** Opening RECORDS SUPPLIED block **

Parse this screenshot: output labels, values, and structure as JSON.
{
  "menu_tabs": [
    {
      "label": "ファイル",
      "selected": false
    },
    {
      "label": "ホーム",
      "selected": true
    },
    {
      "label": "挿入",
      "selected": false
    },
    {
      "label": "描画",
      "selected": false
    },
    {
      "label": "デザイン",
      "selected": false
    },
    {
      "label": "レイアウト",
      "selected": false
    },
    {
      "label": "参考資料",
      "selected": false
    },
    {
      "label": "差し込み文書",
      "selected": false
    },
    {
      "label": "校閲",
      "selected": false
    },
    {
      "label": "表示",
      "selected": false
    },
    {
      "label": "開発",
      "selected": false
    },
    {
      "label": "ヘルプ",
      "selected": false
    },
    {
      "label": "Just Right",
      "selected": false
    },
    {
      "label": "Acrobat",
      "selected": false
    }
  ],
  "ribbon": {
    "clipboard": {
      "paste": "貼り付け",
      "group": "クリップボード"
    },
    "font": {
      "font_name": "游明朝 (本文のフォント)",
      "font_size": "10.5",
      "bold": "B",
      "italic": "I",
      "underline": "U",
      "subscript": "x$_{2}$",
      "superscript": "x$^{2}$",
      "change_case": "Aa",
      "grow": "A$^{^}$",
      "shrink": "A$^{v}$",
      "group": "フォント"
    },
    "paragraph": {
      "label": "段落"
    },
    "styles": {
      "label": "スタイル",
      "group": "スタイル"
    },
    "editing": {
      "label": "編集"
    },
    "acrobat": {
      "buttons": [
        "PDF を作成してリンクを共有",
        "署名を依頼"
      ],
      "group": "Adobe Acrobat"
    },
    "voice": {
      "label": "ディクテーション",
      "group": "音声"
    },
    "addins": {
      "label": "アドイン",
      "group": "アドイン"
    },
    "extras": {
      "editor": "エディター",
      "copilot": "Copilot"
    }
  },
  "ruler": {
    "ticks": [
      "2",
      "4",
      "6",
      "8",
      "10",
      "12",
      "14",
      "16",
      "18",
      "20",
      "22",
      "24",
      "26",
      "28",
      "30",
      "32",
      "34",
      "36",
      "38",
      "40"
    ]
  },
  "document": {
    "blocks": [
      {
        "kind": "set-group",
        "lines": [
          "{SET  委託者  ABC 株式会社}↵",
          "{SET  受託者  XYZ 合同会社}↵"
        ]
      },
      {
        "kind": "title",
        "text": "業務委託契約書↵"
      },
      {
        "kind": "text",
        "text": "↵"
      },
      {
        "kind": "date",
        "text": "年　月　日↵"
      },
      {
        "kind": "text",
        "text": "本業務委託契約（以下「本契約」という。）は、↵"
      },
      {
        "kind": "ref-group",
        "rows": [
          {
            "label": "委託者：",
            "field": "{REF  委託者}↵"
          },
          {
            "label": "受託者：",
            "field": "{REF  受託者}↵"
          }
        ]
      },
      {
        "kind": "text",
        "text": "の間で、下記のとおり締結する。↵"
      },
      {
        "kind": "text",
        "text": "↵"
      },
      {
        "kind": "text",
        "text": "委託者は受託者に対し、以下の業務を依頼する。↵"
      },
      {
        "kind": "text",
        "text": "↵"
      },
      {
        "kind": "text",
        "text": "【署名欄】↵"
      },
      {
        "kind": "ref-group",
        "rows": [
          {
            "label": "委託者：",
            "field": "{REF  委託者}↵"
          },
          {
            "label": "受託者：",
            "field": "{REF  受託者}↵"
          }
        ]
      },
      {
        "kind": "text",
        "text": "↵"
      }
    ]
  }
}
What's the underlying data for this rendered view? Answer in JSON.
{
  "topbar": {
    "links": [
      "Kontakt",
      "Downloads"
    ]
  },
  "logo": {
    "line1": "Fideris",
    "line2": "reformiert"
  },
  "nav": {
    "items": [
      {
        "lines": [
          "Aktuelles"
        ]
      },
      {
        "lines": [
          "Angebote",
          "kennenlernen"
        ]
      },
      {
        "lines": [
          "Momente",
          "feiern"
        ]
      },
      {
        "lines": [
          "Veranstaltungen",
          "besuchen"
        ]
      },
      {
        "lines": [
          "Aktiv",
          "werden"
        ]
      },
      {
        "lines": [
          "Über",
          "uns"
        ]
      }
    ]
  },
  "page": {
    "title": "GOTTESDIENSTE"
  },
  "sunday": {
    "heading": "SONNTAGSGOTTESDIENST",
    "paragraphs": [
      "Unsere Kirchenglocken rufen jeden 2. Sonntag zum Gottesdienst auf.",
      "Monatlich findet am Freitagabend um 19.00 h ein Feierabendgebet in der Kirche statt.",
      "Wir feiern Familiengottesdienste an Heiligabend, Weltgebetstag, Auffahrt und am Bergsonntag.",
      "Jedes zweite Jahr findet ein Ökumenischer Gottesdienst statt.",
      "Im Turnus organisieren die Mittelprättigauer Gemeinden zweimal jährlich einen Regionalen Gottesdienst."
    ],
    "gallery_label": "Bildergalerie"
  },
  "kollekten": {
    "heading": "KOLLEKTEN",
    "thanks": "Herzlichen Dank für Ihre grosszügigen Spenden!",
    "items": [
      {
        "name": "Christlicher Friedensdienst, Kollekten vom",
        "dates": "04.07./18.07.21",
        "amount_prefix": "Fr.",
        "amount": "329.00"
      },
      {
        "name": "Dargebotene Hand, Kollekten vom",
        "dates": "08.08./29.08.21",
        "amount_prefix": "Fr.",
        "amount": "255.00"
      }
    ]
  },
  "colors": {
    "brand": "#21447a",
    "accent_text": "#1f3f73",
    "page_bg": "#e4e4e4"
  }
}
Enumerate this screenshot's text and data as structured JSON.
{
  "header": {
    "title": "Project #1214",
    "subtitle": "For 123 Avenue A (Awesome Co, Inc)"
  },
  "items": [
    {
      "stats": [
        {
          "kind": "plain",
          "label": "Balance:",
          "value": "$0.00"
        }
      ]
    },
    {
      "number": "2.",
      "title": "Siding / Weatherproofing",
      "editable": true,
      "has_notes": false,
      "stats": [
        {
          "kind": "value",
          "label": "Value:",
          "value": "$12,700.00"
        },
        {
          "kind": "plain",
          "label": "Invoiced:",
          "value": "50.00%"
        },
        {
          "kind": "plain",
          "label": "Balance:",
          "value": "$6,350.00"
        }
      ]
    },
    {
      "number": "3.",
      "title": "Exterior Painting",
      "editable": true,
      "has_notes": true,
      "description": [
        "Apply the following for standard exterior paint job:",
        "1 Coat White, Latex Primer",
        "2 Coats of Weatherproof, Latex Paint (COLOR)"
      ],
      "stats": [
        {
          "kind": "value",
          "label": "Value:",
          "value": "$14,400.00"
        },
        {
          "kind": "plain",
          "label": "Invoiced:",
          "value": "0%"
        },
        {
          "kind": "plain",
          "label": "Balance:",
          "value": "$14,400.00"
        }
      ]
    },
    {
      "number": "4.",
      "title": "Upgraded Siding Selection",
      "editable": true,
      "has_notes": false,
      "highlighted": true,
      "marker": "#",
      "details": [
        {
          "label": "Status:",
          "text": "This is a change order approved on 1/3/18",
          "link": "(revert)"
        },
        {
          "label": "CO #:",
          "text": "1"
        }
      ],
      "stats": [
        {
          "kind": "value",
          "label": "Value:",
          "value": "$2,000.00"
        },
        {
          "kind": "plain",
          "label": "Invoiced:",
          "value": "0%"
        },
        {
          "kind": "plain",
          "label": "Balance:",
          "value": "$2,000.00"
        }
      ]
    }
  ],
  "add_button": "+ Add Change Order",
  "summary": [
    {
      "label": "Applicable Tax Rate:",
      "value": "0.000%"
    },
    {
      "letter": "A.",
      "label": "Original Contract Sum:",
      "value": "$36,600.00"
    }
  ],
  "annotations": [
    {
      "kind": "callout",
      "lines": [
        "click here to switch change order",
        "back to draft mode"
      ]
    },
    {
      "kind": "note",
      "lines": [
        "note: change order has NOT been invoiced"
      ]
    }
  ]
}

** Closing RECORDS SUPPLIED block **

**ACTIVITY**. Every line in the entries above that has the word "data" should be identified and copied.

**RESULT**.
What's the underlying data for this rendered view? Answer in JSON.
Enumerate this screenshot's text and data as structured JSON.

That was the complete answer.